Sayers challenges NFL players to assist retirees
Gale Sayers sent a stern message to NFL players, challenging
them to help those who paved the way.
”Some players of today’s game think that they made the game
what it is today. I beg to differ,” Sayers said Friday night at an
event hosted by the Gridiron Greats Assistance Fund. ”The players
who are playing today are standing on the shoulders of those who
made the game what it is that played the game for peanuts.
”If today’s players cannot help these players, shame on
The former Chicago Bears running back was honored along with
retired stars such as Hall of Famer Dick LeBeau and 1997 Super Bowl
MVP Desmond Howard.
NFL players asked a federal appeals court earlier Friday in St.
Louis to declare the lockout illegal almost three months after it
started. A lawsuit filed by current players against the league has
been amended to included complaints from retirees led by Hall of
Famer Carl Eller.
Hall of Fame player and former Chicago coach Mike Ditka said
before the dispute can be settled to save the season, both sides
have to be willing to negotiate at the bargaining table instead of
trying to make legal arguments in court.
”You can’t let egos get in the way of negotiation,” Ditka
said. ”You have to give to take.”

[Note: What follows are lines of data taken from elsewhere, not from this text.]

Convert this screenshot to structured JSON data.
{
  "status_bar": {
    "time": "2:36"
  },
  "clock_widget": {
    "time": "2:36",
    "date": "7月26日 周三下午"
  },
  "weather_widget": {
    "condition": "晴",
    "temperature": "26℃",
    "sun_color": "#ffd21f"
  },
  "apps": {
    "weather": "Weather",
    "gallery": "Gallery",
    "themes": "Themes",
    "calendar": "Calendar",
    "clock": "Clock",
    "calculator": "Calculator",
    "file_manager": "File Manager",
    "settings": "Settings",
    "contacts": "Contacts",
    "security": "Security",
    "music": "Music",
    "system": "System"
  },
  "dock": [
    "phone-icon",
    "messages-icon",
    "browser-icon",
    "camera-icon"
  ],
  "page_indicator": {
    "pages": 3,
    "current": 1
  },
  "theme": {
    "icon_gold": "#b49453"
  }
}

The two sides are trying to figure out how to share the NFL’s $9
billion in annual revenue.
”It’s kind of goofy. The American public can’t feel sorry for
either side because they can’t relate.”

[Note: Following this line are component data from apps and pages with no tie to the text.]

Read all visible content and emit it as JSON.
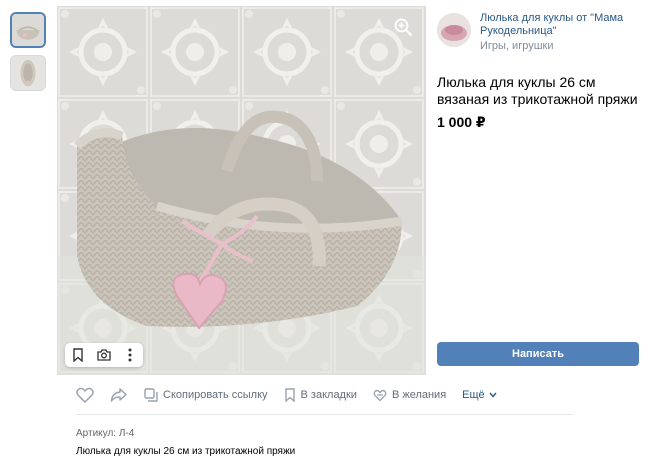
{
  "seller": {
    "name": "Люлька для куклы от \"Мама Рукодельница\"",
    "category": "Игры, игрушки"
  },
  "product": {
    "title": "Люлька для куклы 26 см вязаная из трикотажной пряжи",
    "price": "1 000 ₽",
    "article": "Артикул: Л-4",
    "description": "Люлька для куклы 26 см из трикотажной пряжи"
  },
  "buttons": {
    "write": "Написать"
  },
  "actions": {
    "copy_link": "Скопировать ссылку",
    "bookmarks": "В закладки",
    "wishlist": "В желания",
    "more": "Ещё"
  },
  "icons": {
    "zoom": "zoom-in-icon",
    "bookmark": "bookmark-icon",
    "camera": "camera-icon",
    "more": "dots-vertical-icon",
    "like": "heart-icon",
    "share": "share-arrow-icon",
    "copy": "copy-icon",
    "wish": "gift-icon",
    "chevron": "chevron-down-icon"
  },
  "colors": {
    "accent": "#5181b8",
    "link": "#2a5885",
    "muted": "#818c99"
  }
}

Retired players are pushing for better pension and health
benefits from the league and players in the next collective
”If they want to fix the pension for former players, all they
have to do is match what baseball does for their former players,
they have the best pension in all of sports,” Ditka said. ”I’m
fighting for the disability and the medical help that we need. One
thing the current players should be fighting is for medical care
for after their careers. Not for five years, but for 20, 30, 40
years. We’re finding guys who are 50, 60, 70, they’re suffering
from head injuries and everything else.”
The Gridiron Greats Assistance Fund has contributed more than
$2.5 million over the past four years in financial and medical help
for retired players.
LeBeau, defensive coordinator of the Pittsburgh Steelers, was in
the same room at the gala dinner with one of his players,
linebacker Larry Foote.
During the lingering lockout, NFL employees are not allowed to
communicate with players.
”I can talk to Larry – just not about football,” LeBeau said.
”It’s not uncomfortable for me because I learned a long time ago
not to worry about things that are not in my control.”
Gridiron Greats Assistance Fund:
Larry Lage can be reached at http://twitter.com/larrylage